Thanks to the commitment of thousands of citizens of the Capital Region, the Juan de Fuca Park is safe from a sprawling resort being built on its fringe - for now. But what about next time?
This beloved regional trail, which every year attracts thousands of visitors from Canada and all over the world, deserves to be permanently protected from encroachment by expanding the narrow buffer zone.48.5302216 -124.4422352
The Canadian Environmental Assessment Agency (CEAA) announced in November 2011 that it would review a second proposal from Taseko Mines Ltd. for a Fish Lake gold and copper mine. Taseko’s revised project avoids draining picturesque Fish Lake. Instead, Fish Lake would be surrounded by the proposed open-pit mine and unusable for the life of the mine (up to 33 years).
The Canadian Environmental Assessment Agency (CEAA) who announced in November 2011 that it would review a second proposal from Taseko Mines Ltd. for a Fish Lake gold and copper mine has now released their assessment of the "New Prosperity" mine proposal.
The panel found that the mine would have “significant adverse effects” on fish and fish habitat, water quality, Aboriginal use and the South Chilcotin grizzly bear population.
All parties are now waiting for the federal government to make a decision on whether the project will go ahead.
Taseko Mines Ltd’s original proposal for a gold and copper mine near Williams Lake was rejected in 2010 by then federal Environment Minister Jim Prentice, following a scathing environmental assessment that concluded the mine would cause irreparable damage to First Nations rights, as well as to fish stocks and at-risk grizzly populations.
“This repackaged proposal would be even more environmentally destructive than the original proposal, according to Taseko’s own statements,” said Sierra Club BC former Executive Director George Heyman after the November 2011 decision. “There is something seriously wrong with our assessment process when a company like Taseko can simply re-submit a mining proposal after it has been soundly rejected. It would be a far better use of time and money to focus on mining proposals that are more environmentally appropriate and have the support of First Nations.”

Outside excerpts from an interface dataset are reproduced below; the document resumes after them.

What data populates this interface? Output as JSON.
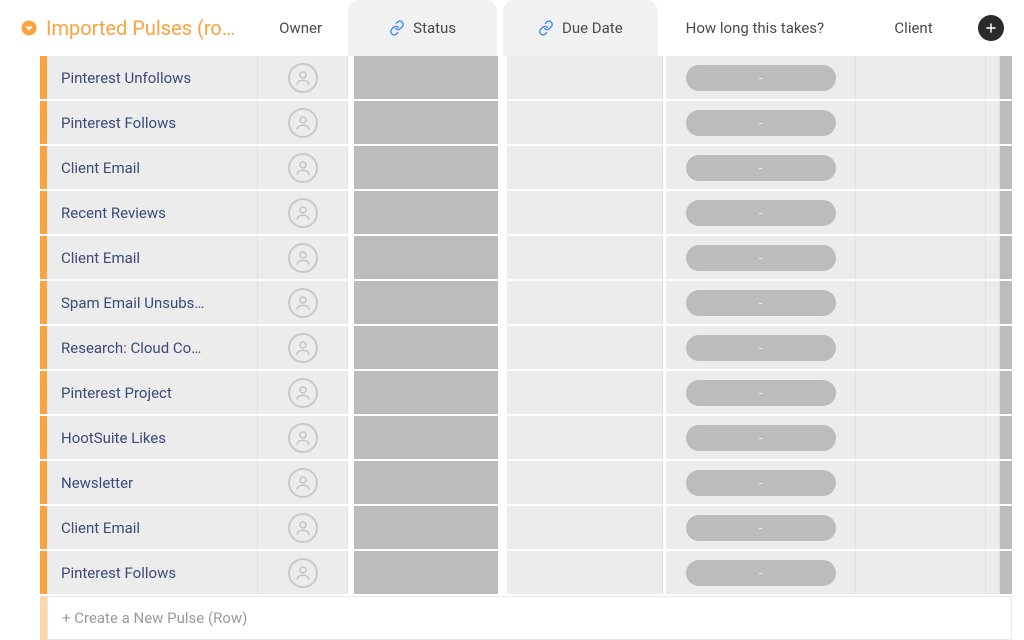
{
  "group": {
    "title": "Imported Pulses (ro…",
    "color": "#fca23e"
  },
  "columns": {
    "owner": "Owner",
    "status": "Status",
    "due": "Due Date",
    "duration": "How long this takes?",
    "client": "Client"
  },
  "rows": [
    {
      "name": "Pinterest Unfollows",
      "duration": "-"
    },
    {
      "name": "Pinterest Follows",
      "duration": "-"
    },
    {
      "name": "Client Email",
      "duration": "-"
    },
    {
      "name": "Recent Reviews",
      "duration": "-"
    },
    {
      "name": "Client Email",
      "duration": "-"
    },
    {
      "name": "Spam Email Unsubs…",
      "duration": "-"
    },
    {
      "name": "Research: Cloud Co…",
      "duration": "-"
    },
    {
      "name": "Pinterest Project",
      "duration": "-"
    },
    {
      "name": "HootSuite Likes",
      "duration": "-"
    },
    {
      "name": "Newsletter",
      "duration": "-"
    },
    {
      "name": "Client Email",
      "duration": "-"
    },
    {
      "name": "Pinterest Follows",
      "duration": "-"
    }
  ],
  "newRow": {
    "placeholder": "+ Create a New Pulse (Row)"
  }
}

Taseko’s revised project avoids draining picturesque Fish Lake, home to 80,000 rainbow trout and once featured on a B.C. tourism brochure. Instead, Fish Lake would be surrounded by the proposed open-pit mine and unusable for the life of the mine (up to 33 years). Little Fish Lake, which is crucial to the ecosystem that supports the unique trout population, would be destroyed.
The proposed mine is on the traditional lands of the Xeni Gwet’in First Nation, a member of the Tsilhqot’in National Government, which won a court case recognizing its rights to the area and is staunchly opposed to the mine.51.4473743176 -123.610610962